Exact copy, no pictures: output each line below as it stands.

== Segment start ==

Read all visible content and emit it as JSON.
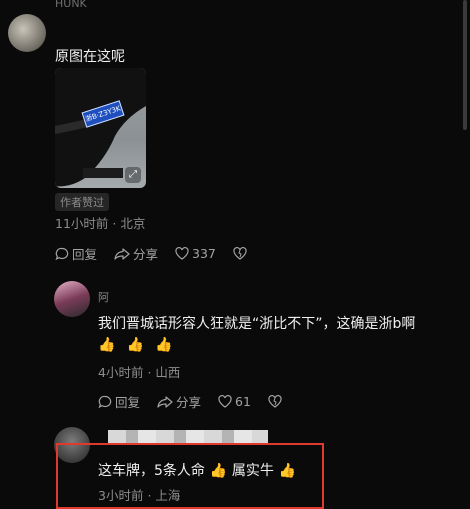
{
  "comments": [
    {
      "username": "HUNK",
      "text": "原图在这呢",
      "author_badge": "作者赞过",
      "time": "11小时前",
      "location": "北京",
      "actions": {
        "reply": "回复",
        "share": "分享",
        "likes": "337"
      }
    },
    {
      "username": "阿",
      "text": "我们晋城话形容人狂就是“浙比不下”，这确是浙b啊",
      "emojis": [
        "👍",
        "👍",
        "👍"
      ],
      "time": "4小时前",
      "location": "山西",
      "actions": {
        "reply": "回复",
        "share": "分享",
        "likes": "61"
      }
    },
    {
      "text_prefix": "这车牌，5条人命",
      "emoji_mid": "👍",
      "text_suffix": "属实牛",
      "emoji_end": "👍",
      "time": "3小时前",
      "location": "上海"
    }
  ],
  "photo": {
    "plate_text": "浙B·Z3Y3K"
  },
  "meta_separator": "·",
  "colors": {
    "highlight_box": "#e0392d",
    "background": "#0a0a0a"
  }
}
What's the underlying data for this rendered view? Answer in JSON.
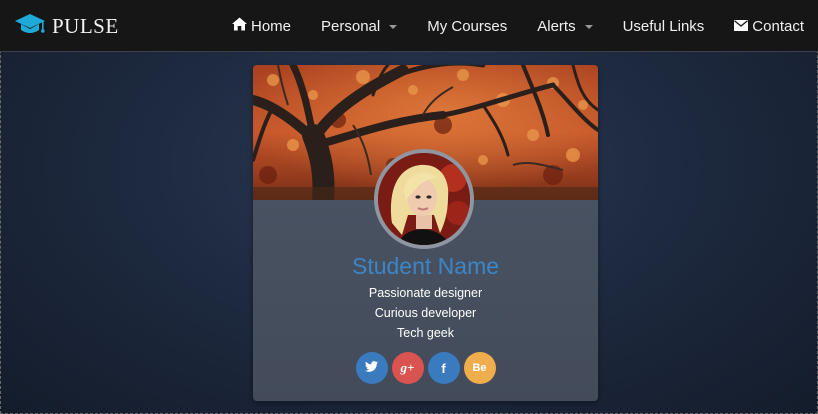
{
  "brand": {
    "name": "PULSE",
    "icon": "graduation-cap-icon",
    "accent": "#1fa9d6"
  },
  "nav": {
    "items": [
      {
        "label": "Home",
        "icon": "home-icon"
      },
      {
        "label": "Personal",
        "dropdown": true
      },
      {
        "label": "My Courses"
      },
      {
        "label": "Alerts",
        "dropdown": true
      },
      {
        "label": "Useful Links"
      },
      {
        "label": "Contact",
        "icon": "envelope-icon"
      }
    ]
  },
  "profile": {
    "name": "Student Name",
    "name_color": "#3c86c8",
    "bio": [
      "Passionate designer",
      "Curious developer",
      "Tech geek"
    ],
    "social": [
      {
        "service": "twitter",
        "glyph": "",
        "icon": "twitter-icon",
        "color": "#3a7bbf"
      },
      {
        "service": "google-plus",
        "glyph": "g+",
        "icon": "google-plus-icon",
        "color": "#d9534f"
      },
      {
        "service": "facebook",
        "glyph": "f",
        "icon": "facebook-icon",
        "color": "#3a7bbf"
      },
      {
        "service": "behance",
        "glyph": "Be",
        "icon": "behance-icon",
        "color": "#f0ad4e"
      }
    ]
  }
}
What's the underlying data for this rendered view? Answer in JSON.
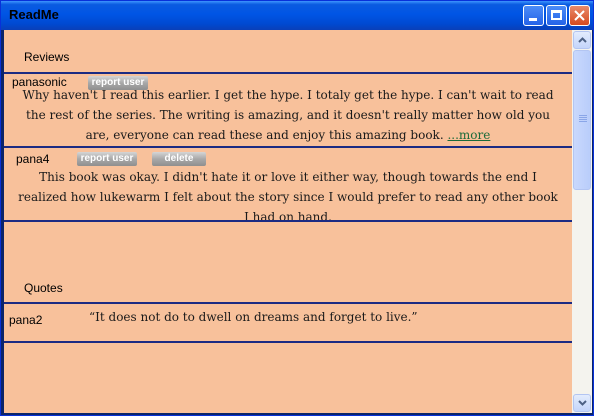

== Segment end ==

Solution to the problem —
Read all visible content and emit it as JSON.
{
  "comments": [
    {
      "username": "HUNK",
      "text": "原图在这呢",
      "author_badge": "作者赞过",
      "time": "11小时前",
      "location": "北京",
      "actions": {
        "reply": "回复",
        "share": "分享",
        "likes": "337"
      }
    },
    {
      "username": "阿",
      "text": "我们晋城话形容人狂就是“浙比不下”，这确是浙b啊",
      "emojis": [
        "👍",
        "👍",
        "👍"
      ],
      "time": "4小时前",
      "location": "山西",
      "actions": {
        "reply": "回复",
        "share": "分享",
        "likes": "61"
      }
    },
    {
      "text_prefix": "这车牌，5条人命",
      "emoji_mid": "👍",
      "text_suffix": "属实牛",
      "emoji_end": "👍",
      "time": "3小时前",
      "location": "上海"
    }
  ],
  "photo": {
    "plate_text": "浙B·Z3Y3K"
  },
  "meta_separator": "·",
  "colors": {
    "highlight_box": "#e0392d",
    "background": "#0a0a0a"
  }
}
What's the underlying data for this rendered view? Answer in JSON.
{
  "brand": {
    "name": "PULSE",
    "icon": "graduation-cap-icon",
    "accent": "#1fa9d6"
  },
  "nav": {
    "items": [
      {
        "label": "Home",
        "icon": "home-icon"
      },
      {
        "label": "Personal",
        "dropdown": true
      },
      {
        "label": "My Courses"
      },
      {
        "label": "Alerts",
        "dropdown": true
      },
      {
        "label": "Useful Links"
      },
      {
        "label": "Contact",
        "icon": "envelope-icon"
      }
    ]
  },
  "profile": {
    "name": "Student Name",
    "name_color": "#3c86c8",
    "bio": [
      "Passionate designer",
      "Curious developer",
      "Tech geek"
    ],
    "social": [
      {
        "service": "twitter",
        "glyph": "",
        "icon": "twitter-icon",
        "color": "#3a7bbf"
      },
      {
        "service": "google-plus",
        "glyph": "g+",
        "icon": "google-plus-icon",
        "color": "#d9534f"
      },
      {
        "service": "facebook",
        "glyph": "f",
        "icon": "facebook-icon",
        "color": "#3a7bbf"
      },
      {
        "service": "behance",
        "glyph": "Be",
        "icon": "behance-icon",
        "color": "#f0ad4e"
      }
    ]
  }
}
What's the underlying data for this rendered view? Answer in JSON.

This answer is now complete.